Safe Schools: 36 Evacuation Drills in One Month
Originally Written: September 13, 2013
To mark the annual National Disaster Consciousness Month, CARE Nederland and its strategic partners in the Philippines carried out in July month-long activities in 36 schools located in high-risk villages across the country. In each school, the various activities were capped by earthquake evacuation drills. By the end of July, a total of 6,776 students and 364 teachers have increased their awareness about disasters and have acquired basic emergency preparedness skills such as school contingency planning and conducting evacuation drills.
The 36 schools are participating in two complementary DRR projects being implemented by CARE and partners in the Philippines – the Partners for Resilience (PfR) Project and the Scale Up, Build Up Project (SUBU). PfR is a five-year project being supported by The Netherlands Ministry of Foreign Affairs. SUBU is an 18=month project by the European Commission Humanitarian Aid and Civil Protection department’s disaster preparedness programme (DIPECHO). The
Although the different schools have different risk profiles, a common general strategy was adopted for all schools. The teachers are trained on Community-Based Disaster Risk Reduction that incorporates Climate Change Adaptation and Ecosystem Management and Restoration. This allowed them to prepare lesson plans that incorporate DRR in regular school subjects such as science and social science. These lesson plans were subsequently implemented by teachers to raise student awareness on how they can reduce their exposure to risks. School Disaster Risk Reduction and Management Committees (SDRRMCs) were also organized. These SDRRMCs carried our risk assessments and led in the formulation of school contingency plans. The school activities were capped by evacuation drills which served to create increased awareness among students and teachers about the school contingency plan, which includes the school evacuation plan, and to test the effectiveness of the plans.
While a few schools heads needed the intervention (through memoranda) of higher education authorities, most schools heads and teachers gladly welcomed the DRR activities.
“We have limited knowledge about out responsibilities as defined in the new laws about disaster risk reduction and climate change. A department memorandum also requires us to conduct quarterly evacuation drills. We try to comply with the requirements but we do not even know if we are doing them correctly. We are now confident that we are doing the classroom discussions and the evacuation drills correctly,” says Mr. Michael Pareja, a former teacher in Laminga National High School and now the principal of Waloe High School in Loreto, Agusan del Sur.
LAck of DRR capacity of teachers, location of schools in high-risk areas, and limited participation of school authorities at the subnational level were the key challenges encountered in the course of implementing the month-long activities. However, those on the ground, the teachers, are willing to learn towards resiliency. There is a marked increase in appreciation evident in all areas, summarized by Mrs. Rachel Balacdao, a teacher of Ucab Elementary School in Itogon, Benguet, we said,

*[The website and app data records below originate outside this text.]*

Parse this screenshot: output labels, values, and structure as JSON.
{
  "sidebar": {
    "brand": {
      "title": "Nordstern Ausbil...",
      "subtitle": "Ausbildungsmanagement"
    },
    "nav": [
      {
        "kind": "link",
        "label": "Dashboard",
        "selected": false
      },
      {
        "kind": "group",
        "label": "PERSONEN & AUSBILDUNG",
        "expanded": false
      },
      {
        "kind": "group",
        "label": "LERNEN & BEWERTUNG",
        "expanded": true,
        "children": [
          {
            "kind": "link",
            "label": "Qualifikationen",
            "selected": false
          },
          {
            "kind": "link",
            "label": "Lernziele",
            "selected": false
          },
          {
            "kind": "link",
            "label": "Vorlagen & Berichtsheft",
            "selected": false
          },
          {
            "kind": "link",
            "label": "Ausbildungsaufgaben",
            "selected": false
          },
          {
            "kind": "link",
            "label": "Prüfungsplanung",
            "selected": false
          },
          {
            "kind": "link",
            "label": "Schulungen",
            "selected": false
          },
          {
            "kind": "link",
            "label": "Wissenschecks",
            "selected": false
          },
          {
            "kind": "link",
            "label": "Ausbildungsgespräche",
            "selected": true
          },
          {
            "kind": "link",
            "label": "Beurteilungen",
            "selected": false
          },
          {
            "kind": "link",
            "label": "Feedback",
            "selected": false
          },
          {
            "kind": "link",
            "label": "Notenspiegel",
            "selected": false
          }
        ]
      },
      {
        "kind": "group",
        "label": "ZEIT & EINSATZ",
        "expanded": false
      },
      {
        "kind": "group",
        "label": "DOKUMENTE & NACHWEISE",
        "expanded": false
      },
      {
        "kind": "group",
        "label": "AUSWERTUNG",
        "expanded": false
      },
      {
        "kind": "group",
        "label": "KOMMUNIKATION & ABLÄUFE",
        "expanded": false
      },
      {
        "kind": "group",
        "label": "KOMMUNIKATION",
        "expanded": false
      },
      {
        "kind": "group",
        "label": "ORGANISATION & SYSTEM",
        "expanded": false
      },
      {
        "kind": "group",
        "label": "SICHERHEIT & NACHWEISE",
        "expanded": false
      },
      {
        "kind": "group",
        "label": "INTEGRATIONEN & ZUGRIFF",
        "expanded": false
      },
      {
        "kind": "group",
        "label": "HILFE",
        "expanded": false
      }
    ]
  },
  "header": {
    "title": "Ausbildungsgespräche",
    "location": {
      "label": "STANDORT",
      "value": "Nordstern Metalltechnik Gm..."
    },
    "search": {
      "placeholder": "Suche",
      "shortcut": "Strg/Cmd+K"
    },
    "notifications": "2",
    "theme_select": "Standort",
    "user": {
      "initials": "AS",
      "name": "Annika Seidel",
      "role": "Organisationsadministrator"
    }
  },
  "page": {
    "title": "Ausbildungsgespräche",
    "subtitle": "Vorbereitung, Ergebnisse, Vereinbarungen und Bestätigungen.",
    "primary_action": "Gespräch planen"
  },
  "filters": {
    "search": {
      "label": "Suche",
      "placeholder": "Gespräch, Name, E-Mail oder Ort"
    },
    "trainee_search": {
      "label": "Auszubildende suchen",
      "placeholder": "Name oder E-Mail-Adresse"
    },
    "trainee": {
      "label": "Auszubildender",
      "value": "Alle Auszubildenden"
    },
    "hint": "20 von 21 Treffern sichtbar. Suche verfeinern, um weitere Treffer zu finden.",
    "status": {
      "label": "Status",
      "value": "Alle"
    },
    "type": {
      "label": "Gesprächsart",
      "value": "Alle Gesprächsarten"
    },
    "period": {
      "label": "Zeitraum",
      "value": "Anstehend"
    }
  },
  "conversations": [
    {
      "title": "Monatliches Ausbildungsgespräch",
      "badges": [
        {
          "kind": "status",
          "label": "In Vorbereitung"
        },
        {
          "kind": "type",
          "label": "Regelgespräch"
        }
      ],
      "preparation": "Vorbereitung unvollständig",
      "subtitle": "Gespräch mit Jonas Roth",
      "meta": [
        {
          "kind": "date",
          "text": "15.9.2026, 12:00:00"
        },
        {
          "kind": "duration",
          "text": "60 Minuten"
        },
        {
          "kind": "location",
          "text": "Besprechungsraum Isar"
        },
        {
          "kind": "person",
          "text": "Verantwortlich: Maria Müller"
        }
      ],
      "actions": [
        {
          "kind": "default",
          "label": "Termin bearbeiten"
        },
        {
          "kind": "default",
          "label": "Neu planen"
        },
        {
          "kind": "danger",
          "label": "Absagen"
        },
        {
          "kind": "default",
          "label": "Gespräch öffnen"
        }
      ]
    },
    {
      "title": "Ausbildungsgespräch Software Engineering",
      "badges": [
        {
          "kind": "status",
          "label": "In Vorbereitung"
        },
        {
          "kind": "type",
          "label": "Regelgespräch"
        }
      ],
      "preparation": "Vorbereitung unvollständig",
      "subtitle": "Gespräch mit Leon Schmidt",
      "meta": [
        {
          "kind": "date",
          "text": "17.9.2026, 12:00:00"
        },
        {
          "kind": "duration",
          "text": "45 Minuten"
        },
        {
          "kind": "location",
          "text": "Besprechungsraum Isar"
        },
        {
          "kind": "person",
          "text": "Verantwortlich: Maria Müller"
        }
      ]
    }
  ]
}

“From now on, we will make the conduct of classroom discussion and earthquake drills regular, to ensure that children learn about them and are able to share the knowledge with their families.”